▸ **Work required**
Here is a listing. Repeat it exactly and in its entirety.

▸ **Exercise input**
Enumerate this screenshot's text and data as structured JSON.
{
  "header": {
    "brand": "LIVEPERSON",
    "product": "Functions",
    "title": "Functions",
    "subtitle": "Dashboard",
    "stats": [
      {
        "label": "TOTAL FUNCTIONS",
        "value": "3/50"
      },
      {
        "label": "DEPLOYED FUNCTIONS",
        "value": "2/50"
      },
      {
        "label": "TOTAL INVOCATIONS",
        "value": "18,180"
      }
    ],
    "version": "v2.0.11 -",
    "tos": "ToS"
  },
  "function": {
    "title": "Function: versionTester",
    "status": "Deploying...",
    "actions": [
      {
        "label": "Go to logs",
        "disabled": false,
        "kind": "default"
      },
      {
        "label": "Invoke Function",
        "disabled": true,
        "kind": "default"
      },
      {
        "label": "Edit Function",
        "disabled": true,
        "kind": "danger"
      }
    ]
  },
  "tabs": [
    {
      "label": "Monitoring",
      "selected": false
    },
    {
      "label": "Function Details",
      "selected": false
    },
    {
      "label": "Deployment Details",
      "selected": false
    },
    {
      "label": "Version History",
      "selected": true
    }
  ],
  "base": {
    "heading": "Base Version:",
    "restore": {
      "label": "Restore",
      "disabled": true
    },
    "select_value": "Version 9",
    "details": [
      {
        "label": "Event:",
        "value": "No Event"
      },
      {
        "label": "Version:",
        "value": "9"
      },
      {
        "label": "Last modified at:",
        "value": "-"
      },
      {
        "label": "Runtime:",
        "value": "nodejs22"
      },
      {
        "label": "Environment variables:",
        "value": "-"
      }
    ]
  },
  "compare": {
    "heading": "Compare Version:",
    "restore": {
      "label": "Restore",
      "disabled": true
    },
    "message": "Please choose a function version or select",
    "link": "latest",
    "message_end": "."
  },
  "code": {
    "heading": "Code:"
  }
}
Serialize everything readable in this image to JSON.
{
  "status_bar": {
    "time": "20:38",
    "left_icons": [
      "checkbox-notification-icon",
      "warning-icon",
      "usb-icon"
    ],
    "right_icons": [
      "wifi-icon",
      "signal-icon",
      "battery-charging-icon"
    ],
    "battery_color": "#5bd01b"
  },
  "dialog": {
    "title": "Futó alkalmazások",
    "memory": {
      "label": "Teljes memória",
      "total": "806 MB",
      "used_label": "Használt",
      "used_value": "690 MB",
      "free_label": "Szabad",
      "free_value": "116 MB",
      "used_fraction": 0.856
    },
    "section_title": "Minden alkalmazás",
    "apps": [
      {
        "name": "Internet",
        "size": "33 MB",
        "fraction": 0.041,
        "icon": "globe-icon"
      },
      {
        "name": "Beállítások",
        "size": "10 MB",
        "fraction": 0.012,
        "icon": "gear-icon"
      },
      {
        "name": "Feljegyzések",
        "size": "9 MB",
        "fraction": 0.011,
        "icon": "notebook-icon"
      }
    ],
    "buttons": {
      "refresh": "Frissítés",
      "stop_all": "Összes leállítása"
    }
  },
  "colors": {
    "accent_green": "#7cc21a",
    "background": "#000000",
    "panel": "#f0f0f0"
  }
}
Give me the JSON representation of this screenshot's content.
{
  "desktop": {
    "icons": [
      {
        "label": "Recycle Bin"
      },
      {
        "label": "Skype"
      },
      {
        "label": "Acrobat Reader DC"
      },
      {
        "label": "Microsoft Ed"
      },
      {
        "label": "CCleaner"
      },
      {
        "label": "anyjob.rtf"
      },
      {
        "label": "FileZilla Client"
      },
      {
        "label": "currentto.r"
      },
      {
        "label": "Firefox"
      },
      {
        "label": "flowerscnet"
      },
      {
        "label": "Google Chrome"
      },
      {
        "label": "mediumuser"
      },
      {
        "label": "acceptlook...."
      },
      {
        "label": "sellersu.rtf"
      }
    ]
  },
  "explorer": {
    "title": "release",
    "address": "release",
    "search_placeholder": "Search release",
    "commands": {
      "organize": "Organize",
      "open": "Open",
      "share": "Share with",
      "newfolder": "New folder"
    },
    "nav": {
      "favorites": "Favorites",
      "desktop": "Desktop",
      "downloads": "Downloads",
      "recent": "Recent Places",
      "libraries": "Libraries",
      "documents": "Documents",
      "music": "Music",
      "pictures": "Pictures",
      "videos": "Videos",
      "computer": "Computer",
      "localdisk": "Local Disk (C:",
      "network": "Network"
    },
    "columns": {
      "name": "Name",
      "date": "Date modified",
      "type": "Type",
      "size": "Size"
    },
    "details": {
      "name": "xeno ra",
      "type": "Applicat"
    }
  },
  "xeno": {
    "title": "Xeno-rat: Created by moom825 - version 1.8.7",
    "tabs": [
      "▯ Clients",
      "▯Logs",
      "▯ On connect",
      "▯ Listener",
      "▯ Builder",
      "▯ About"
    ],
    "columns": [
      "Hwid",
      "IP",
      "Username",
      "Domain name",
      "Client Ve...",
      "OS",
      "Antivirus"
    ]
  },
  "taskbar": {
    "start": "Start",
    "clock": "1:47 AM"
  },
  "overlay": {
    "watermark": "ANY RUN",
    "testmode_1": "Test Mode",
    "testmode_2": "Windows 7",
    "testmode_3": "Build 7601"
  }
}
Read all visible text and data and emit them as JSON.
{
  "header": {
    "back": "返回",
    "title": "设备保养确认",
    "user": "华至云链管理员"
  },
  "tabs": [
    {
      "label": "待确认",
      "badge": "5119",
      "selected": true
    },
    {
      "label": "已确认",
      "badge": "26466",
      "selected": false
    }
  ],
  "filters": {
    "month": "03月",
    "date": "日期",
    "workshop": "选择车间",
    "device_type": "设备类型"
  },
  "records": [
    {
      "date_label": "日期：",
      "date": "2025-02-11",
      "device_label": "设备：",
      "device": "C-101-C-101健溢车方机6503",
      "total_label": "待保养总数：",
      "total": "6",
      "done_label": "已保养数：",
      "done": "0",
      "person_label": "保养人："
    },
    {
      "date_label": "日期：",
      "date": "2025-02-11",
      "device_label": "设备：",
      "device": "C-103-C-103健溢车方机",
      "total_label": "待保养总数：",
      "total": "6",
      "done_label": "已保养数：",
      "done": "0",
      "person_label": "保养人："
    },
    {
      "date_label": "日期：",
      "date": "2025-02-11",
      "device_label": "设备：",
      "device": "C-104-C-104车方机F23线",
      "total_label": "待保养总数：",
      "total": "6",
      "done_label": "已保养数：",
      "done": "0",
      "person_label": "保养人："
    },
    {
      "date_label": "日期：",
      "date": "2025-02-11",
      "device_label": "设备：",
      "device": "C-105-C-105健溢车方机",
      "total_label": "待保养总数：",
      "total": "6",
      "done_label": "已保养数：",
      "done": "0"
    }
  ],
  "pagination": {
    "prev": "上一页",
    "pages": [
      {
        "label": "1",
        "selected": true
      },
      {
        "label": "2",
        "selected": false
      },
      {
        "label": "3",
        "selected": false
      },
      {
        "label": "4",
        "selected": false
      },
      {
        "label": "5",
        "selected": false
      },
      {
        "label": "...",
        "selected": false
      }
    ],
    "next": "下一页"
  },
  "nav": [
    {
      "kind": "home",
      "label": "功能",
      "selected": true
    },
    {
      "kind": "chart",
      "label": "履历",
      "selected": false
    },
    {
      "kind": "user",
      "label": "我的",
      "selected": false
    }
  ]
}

▸ **Answer box**
Enumerate this screenshot's text and data as structured JSON.
{
  "header": {
    "brand": "LIVEPERSON",
    "product": "Functions",
    "title": "Functions",
    "subtitle": "Dashboard",
    "stats": [
      {
        "label": "TOTAL FUNCTIONS",
        "value": "3/50"
      },
      {
        "label": "DEPLOYED FUNCTIONS",
        "value": "2/50"
      },
      {
        "label": "TOTAL INVOCATIONS",
        "value": "18,180"
      }
    ],
    "version": "v2.0.11 -",
    "tos": "ToS"
  },
  "function": {
    "title": "Function: versionTester",
    "status": "Deploying...",
    "actions": [
      {
        "label": "Go to logs",
        "disabled": false,
        "kind": "default"
      },
      {
        "label": "Invoke Function",
        "disabled": true,
        "kind": "default"
      },
      {
        "label": "Edit Function",
        "disabled": true,
        "kind": "danger"
      }
    ]
  },
  "tabs": [
    {
      "label": "Monitoring",
      "selected": false
    },
    {
      "label": "Function Details",
      "selected": false
    },
    {
      "label": "Deployment Details",
      "selected": false
    },
    {
      "label": "Version History",
      "selected": true
    }
  ],
  "base": {
    "heading": "Base Version:",
    "restore": {
      "label": "Restore",
      "disabled": true
    },
    "select_value": "Version 9",
    "details": [
      {
        "label": "Event:",
        "value": "No Event"
      },
      {
        "label": "Version:",
        "value": "9"
      },
      {
        "label": "Last modified at:",
        "value": "-"
      },
      {
        "label": "Runtime:",
        "value": "nodejs22"
      },
      {
        "label": "Environment variables:",
        "value": "-"
      }
    ]
  },
  "compare": {
    "heading": "Compare Version:",
    "restore": {
      "label": "Restore",
      "disabled": true
    },
    "message": "Please choose a function version or select",
    "link": "latest",
    "message_end": "."
  },
  "code": {
    "heading": "Code:"
  }
}
Serialize everything readable in this image to JSON.
{
  "status_bar": {
    "time": "20:38",
    "left_icons": [
      "checkbox-notification-icon",
      "warning-icon",
      "usb-icon"
    ],
    "right_icons": [
      "wifi-icon",
      "signal-icon",
      "battery-charging-icon"
    ],
    "battery_color": "#5bd01b"
  },
  "dialog": {
    "title": "Futó alkalmazások",
    "memory": {
      "label": "Teljes memória",
      "total": "806 MB",
      "used_label": "Használt",
      "used_value": "690 MB",
      "free_label": "Szabad",
      "free_value": "116 MB",
      "used_fraction": 0.856
    },
    "section_title": "Minden alkalmazás",
    "apps": [
      {
        "name": "Internet",
        "size": "33 MB",
        "fraction": 0.041,
        "icon": "globe-icon"
      },
      {
        "name": "Beállítások",
        "size": "10 MB",
        "fraction": 0.012,
        "icon": "gear-icon"
      },
      {
        "name": "Feljegyzések",
        "size": "9 MB",
        "fraction": 0.011,
        "icon": "notebook-icon"
      }
    ],
    "buttons": {
      "refresh": "Frissítés",
      "stop_all": "Összes leállítása"
    }
  },
  "colors": {
    "accent_green": "#7cc21a",
    "background": "#000000",
    "panel": "#f0f0f0"
  }
}
Give me the JSON representation of this screenshot's content.
{
  "desktop": {
    "icons": [
      {
        "label": "Recycle Bin"
      },
      {
        "label": "Skype"
      },
      {
        "label": "Acrobat Reader DC"
      },
      {
        "label": "Microsoft Ed"
      },
      {
        "label": "CCleaner"
      },
      {
        "label": "anyjob.rtf"
      },
      {
        "label": "FileZilla Client"
      },
      {
        "label": "currentto.r"
      },
      {
        "label": "Firefox"
      },
      {
        "label": "flowerscnet"
      },
      {
        "label": "Google Chrome"
      },
      {
        "label": "mediumuser"
      },
      {
        "label": "acceptlook...."
      },
      {
        "label": "sellersu.rtf"
      }
    ]
  },
  "explorer": {
    "title": "release",
    "address": "release",
    "search_placeholder": "Search release",
    "commands": {
      "organize": "Organize",
      "open": "Open",
      "share": "Share with",
      "newfolder": "New folder"
    },
    "nav": {
      "favorites": "Favorites",
      "desktop": "Desktop",
      "downloads": "Downloads",
      "recent": "Recent Places",
      "libraries": "Libraries",
      "documents": "Documents",
      "music": "Music",
      "pictures": "Pictures",
      "videos": "Videos",
      "computer": "Computer",
      "localdisk": "Local Disk (C:",
      "network": "Network"
    },
    "columns": {
      "name": "Name",
      "date": "Date modified",
      "type": "Type",
      "size": "Size"
    },
    "details": {
      "name": "xeno ra",
      "type": "Applicat"
    }
  },
  "xeno": {
    "title": "Xeno-rat: Created by moom825 - version 1.8.7",
    "tabs": [
      "▯ Clients",
      "▯Logs",
      "▯ On connect",
      "▯ Listener",
      "▯ Builder",
      "▯ About"
    ],
    "columns": [
      "Hwid",
      "IP",
      "Username",
      "Domain name",
      "Client Ve...",
      "OS",
      "Antivirus"
    ]
  },
  "taskbar": {
    "start": "Start",
    "clock": "1:47 AM"
  },
  "overlay": {
    "watermark": "ANY RUN",
    "testmode_1": "Test Mode",
    "testmode_2": "Windows 7",
    "testmode_3": "Build 7601"
  }
}
Read all visible text and data and emit them as JSON.
{
  "header": {
    "back": "返回",
    "title": "设备保养确认",
    "user": "华至云链管理员"
  },
  "tabs": [
    {
      "label": "待确认",
      "badge": "5119",
      "selected": true
    },
    {
      "label": "已确认",
      "badge": "26466",
      "selected": false
    }
  ],
  "filters": {
    "month": "03月",
    "date": "日期",
    "workshop": "选择车间",
    "device_type": "设备类型"
  },
  "records": [
    {
      "date_label": "日期：",
      "date": "2025-02-11",
      "device_label": "设备：",
      "device": "C-101-C-101健溢车方机6503",
      "total_label": "待保养总数：",
      "total": "6",
      "done_label": "已保养数：",
      "done": "0",
      "person_label": "保养人："
    },
    {
      "date_label": "日期：",
      "date": "2025-02-11",
      "device_label": "设备：",
      "device": "C-103-C-103健溢车方机",
      "total_label": "待保养总数：",
      "total": "6",
      "done_label": "已保养数：",
      "done": "0",
      "person_label": "保养人："
    },
    {
      "date_label": "日期：",
      "date": "2025-02-11",
      "device_label": "设备：",
      "device": "C-104-C-104车方机F23线",
      "total_label": "待保养总数：",
      "total": "6",
      "done_label": "已保养数：",
      "done": "0",
      "person_label": "保养人："
    },
    {
      "date_label": "日期：",
      "date": "2025-02-11",
      "device_label": "设备：",
      "device": "C-105-C-105健溢车方机",
      "total_label": "待保养总数：",
      "total": "6",
      "done_label": "已保养数：",
      "done": "0"
    }
  ],
  "pagination": {
    "prev": "上一页",
    "pages": [
      {
        "label": "1",
        "selected": true
      },
      {
        "label": "2",
        "selected": false
      },
      {
        "label": "3",
        "selected": false
      },
      {
        "label": "4",
        "selected": false
      },
      {
        "label": "5",
        "selected": false
      },
      {
        "label": "...",
        "selected": false
      }
    ],
    "next": "下一页"
  },
  "nav": [
    {
      "kind": "home",
      "label": "功能",
      "selected": true
    },
    {
      "kind": "chart",
      "label": "履历",
      "selected": false
    },
    {
      "kind": "user",
      "label": "我的",
      "selected": false
    }
  ]
}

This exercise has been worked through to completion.